The Executive Board of the International Monetary Fund (IMF) concluded its Article IV consultation* with Pakistan on June 14, 2017.
Pakistan’s outlook for economic growth is favourable, the IMF said, with real GDP estimated at 5.3% in FY2016/17 and strengthening to 6% over the medium term on the back of stepped-up China Pakistan Economic Corridor (CPEC) investments, improved availability of energy, and growth-supporting structural reforms. Inflation has been gradually increasing but remains contained, the IMF team said, and the financial sector has remained sound.
However, macroeconomic stability gains made under the 2013-16 IMF Extended Fund Facility (EFF)-supported programme have begun to erode and could pose risks to the economic outlook, the IMF warned. Fiscal consolidation has slowed, with the 2016/17 budget deficit target of 4.2% of GDP (authorities’ latest projection) is likely to be exceeded, the IMF said.

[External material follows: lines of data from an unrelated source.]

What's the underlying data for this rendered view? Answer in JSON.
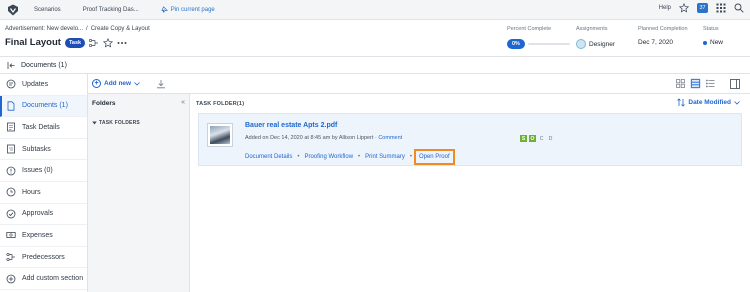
{
  "topnav": {
    "tabs": [
      "Scenarios",
      "Proof Tracking Das..."
    ],
    "pin_label": "Pin current page",
    "help_label": "Help",
    "notifications_count": "37"
  },
  "header": {
    "breadcrumb_parent": "Advertisement: New develo...",
    "breadcrumb_current": "Create Copy & Layout",
    "title": "Final Layout",
    "type_badge": "Task",
    "percent_complete_label": "Percent Complete",
    "percent_complete_value": "0%",
    "assignments_label": "Assignments",
    "assignments_value": "Designer",
    "planned_completion_label": "Planned Completion",
    "planned_completion_value": "Dec 7, 2020",
    "status_label": "Status",
    "status_value": "New"
  },
  "docbar": {
    "title": "Documents (1)"
  },
  "leftnav": {
    "items": [
      {
        "label": "Updates",
        "icon": "chat-icon"
      },
      {
        "label": "Documents (1)",
        "icon": "document-icon"
      },
      {
        "label": "Task Details",
        "icon": "details-icon"
      },
      {
        "label": "Subtasks",
        "icon": "subtasks-icon"
      },
      {
        "label": "Issues (0)",
        "icon": "issues-icon"
      },
      {
        "label": "Hours",
        "icon": "clock-icon"
      },
      {
        "label": "Approvals",
        "icon": "check-circle-icon"
      },
      {
        "label": "Expenses",
        "icon": "money-icon"
      },
      {
        "label": "Predecessors",
        "icon": "predecessors-icon"
      },
      {
        "label": "Add custom section",
        "icon": "plus-circle-icon"
      }
    ]
  },
  "toolbar": {
    "add_new_label": "Add new"
  },
  "folders": {
    "heading": "Folders",
    "task_folders_label": "TASK FOLDERS"
  },
  "main": {
    "task_folders_heading": "TASK FOLDER(1)",
    "sort_label": "Date Modified",
    "document": {
      "name": "Bauer real estate Apts 2.pdf",
      "meta": "Added on Dec 14, 2020 at 8:45 am by Allison Lippert",
      "meta_sep": "·",
      "comment_label": "Comment",
      "actions": [
        "Document Details",
        "Proofing Workflow",
        "Print Summary",
        "Open Proof"
      ],
      "badges": [
        "S",
        "O",
        "C",
        "D"
      ]
    }
  },
  "colors": {
    "accent": "#1e66d0",
    "badge_blue": "#1e4eb5",
    "highlight": "#f08a24",
    "proof_green": "#6fb035"
  }
}
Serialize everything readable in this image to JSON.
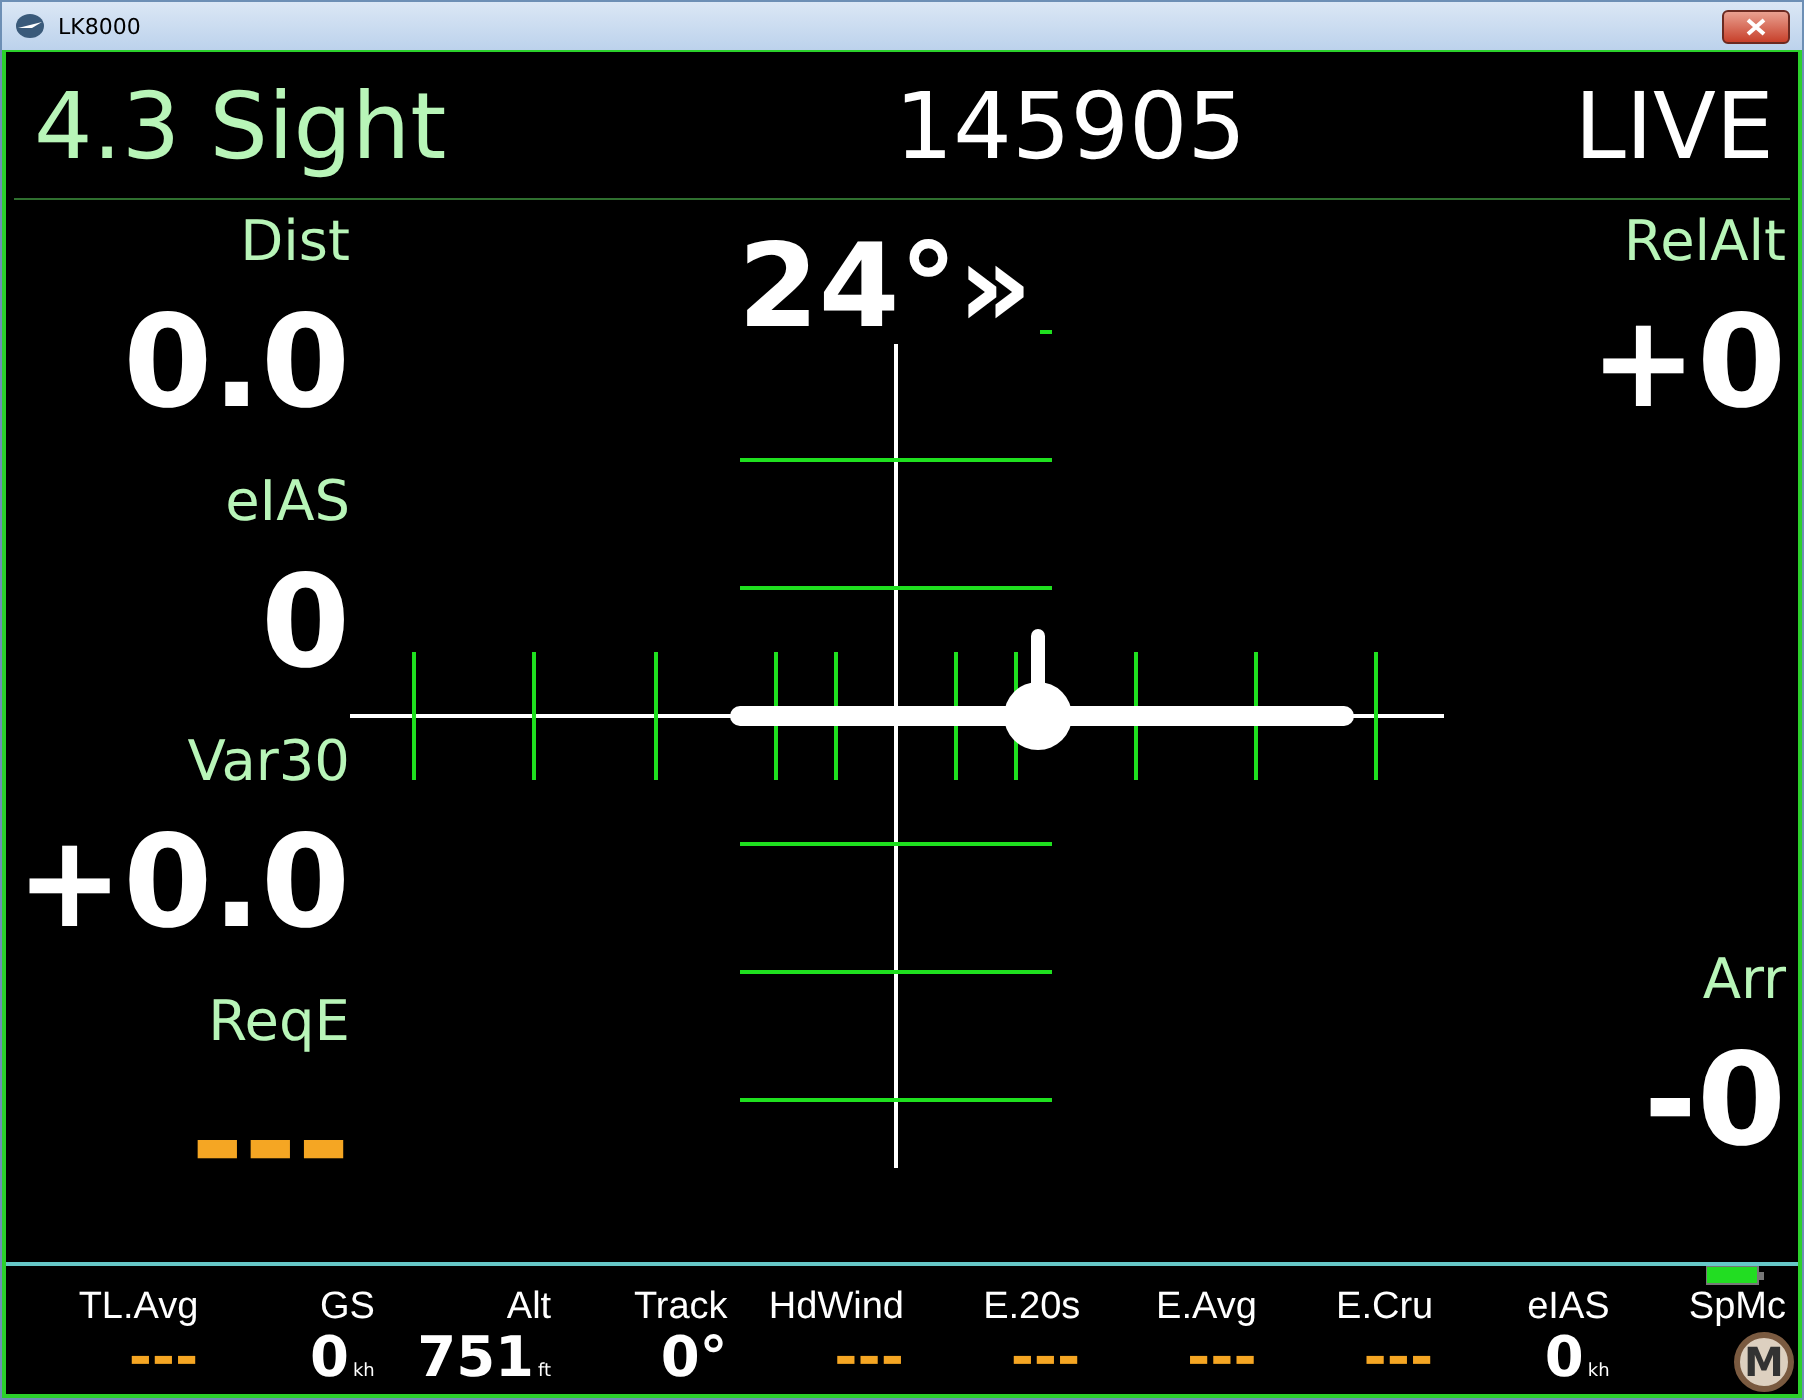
{
  "window": {
    "title": "LK8000"
  },
  "header": {
    "mode": "4.3 Sight",
    "waypoint": "145905",
    "status": "LIVE"
  },
  "left_panel": [
    {
      "label": "Dist",
      "value": "0.0",
      "kind": "value"
    },
    {
      "label": "eIAS",
      "value": "0",
      "kind": "value"
    },
    {
      "label": "Var30",
      "value": "+0.0",
      "kind": "value"
    },
    {
      "label": "ReqE",
      "value": "---",
      "kind": "invalid"
    }
  ],
  "right_panel": [
    {
      "label": "RelAlt",
      "value": "+0"
    },
    {
      "label": "Arr",
      "value": "-0"
    }
  ],
  "sight": {
    "bearing": "24°",
    "turn_hint": "»"
  },
  "bottom_bar": [
    {
      "label": "TL.Avg",
      "value": "---",
      "kind": "invalid"
    },
    {
      "label": "GS",
      "value": "0",
      "unit": "kh",
      "kind": "value"
    },
    {
      "label": "Alt",
      "value": "751",
      "unit": "ft",
      "kind": "value"
    },
    {
      "label": "Track",
      "value": "0°",
      "kind": "value"
    },
    {
      "label": "HdWind",
      "value": "---",
      "kind": "invalid"
    },
    {
      "label": "E.20s",
      "value": "---",
      "kind": "invalid"
    },
    {
      "label": "E.Avg",
      "value": "---",
      "kind": "invalid"
    },
    {
      "label": "E.Cru",
      "value": "---",
      "kind": "invalid"
    },
    {
      "label": "eIAS",
      "value": "0",
      "unit": "kh",
      "kind": "value"
    },
    {
      "label": "SpMc"
    }
  ],
  "mode_badge": "M"
}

The current account deficit has widened and is expected at 3% of GDP in 2016/17, driven by quickly rising imports of capital goods and energy. Foreign exchange reserves have declined in the context of a stable rupee/dollar exchange rate. On the structural front, while the successful implementation of business climate and financial inclusion reforms has continued, some renewed accumulation of arrears in the power sector has been observed, and financial losses of ailing public sector enterprises continue to weigh on scarce fiscal resources.
IMF Directors agreed** that the growth outlook remains favourable, but noted that policy implementation weakened recently and macroeconomic vulnerabilities are reemerging. They emphasised that sustained fiscal consolidation over the medium term, in line with the Fiscal Responsibility and Debt Limitation (FRDL) Act, is critical to strengthen economic resilience, safeguard fiscal sustainability, and limit pressures on the current account and international reserves.

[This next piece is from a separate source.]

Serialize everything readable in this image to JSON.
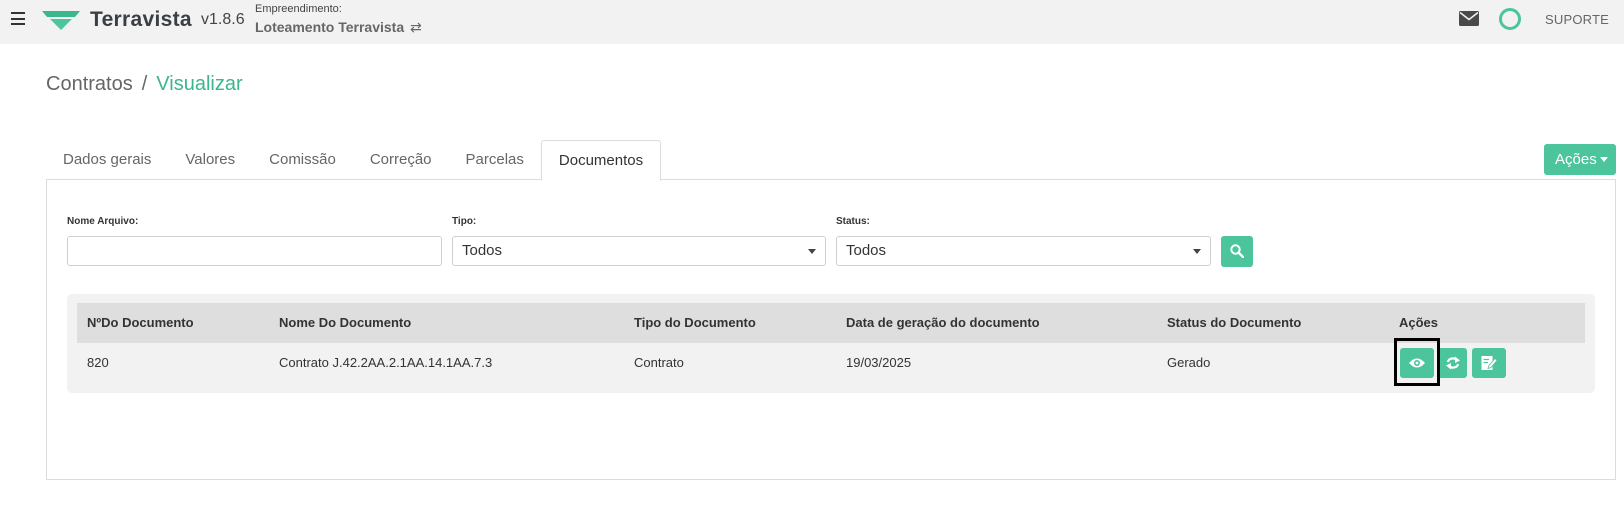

To this end, Directors recommended mobilising additional tax revenues by broadening the tax base and strengthening tax administration; and enhancing the composition of public spending by containing the wage bill’s growth, further reducing electricity subsidies, and increasing priority social spending. They suggested strengthening the national fiscal federalism framework and public debt management.
Directors stressed the importance of maintaining a prudent monetary policy stance to preserve low inflation, and of further advancing financial sector reforms to continue strengthening resilience and support financial deepening. They welcomed the progress in fostering financial inclusion and implementing the business climate reform strategy, and encouraged the authorities to press ahead with these efforts. Directors also recommended further strengthening social safety nets.
*Under Article IV of the IMF's Articles of Agreement, the IMF holds bilateral discussions with members, usually every year. A staff team visits the country, collects economic and financial information, and discusses with officials the country's economic developments and policies. On return to headquarters, the staff prepares a report, which forms the basis for discussion by the Executive Board.
**At the conclusion of the discussion, the MD, as Chairman of the Board, summarises the views of Executive Directors, and this summary is transmitted to the country's authorities. An explanation of any qualifiers used in summings up can be found here.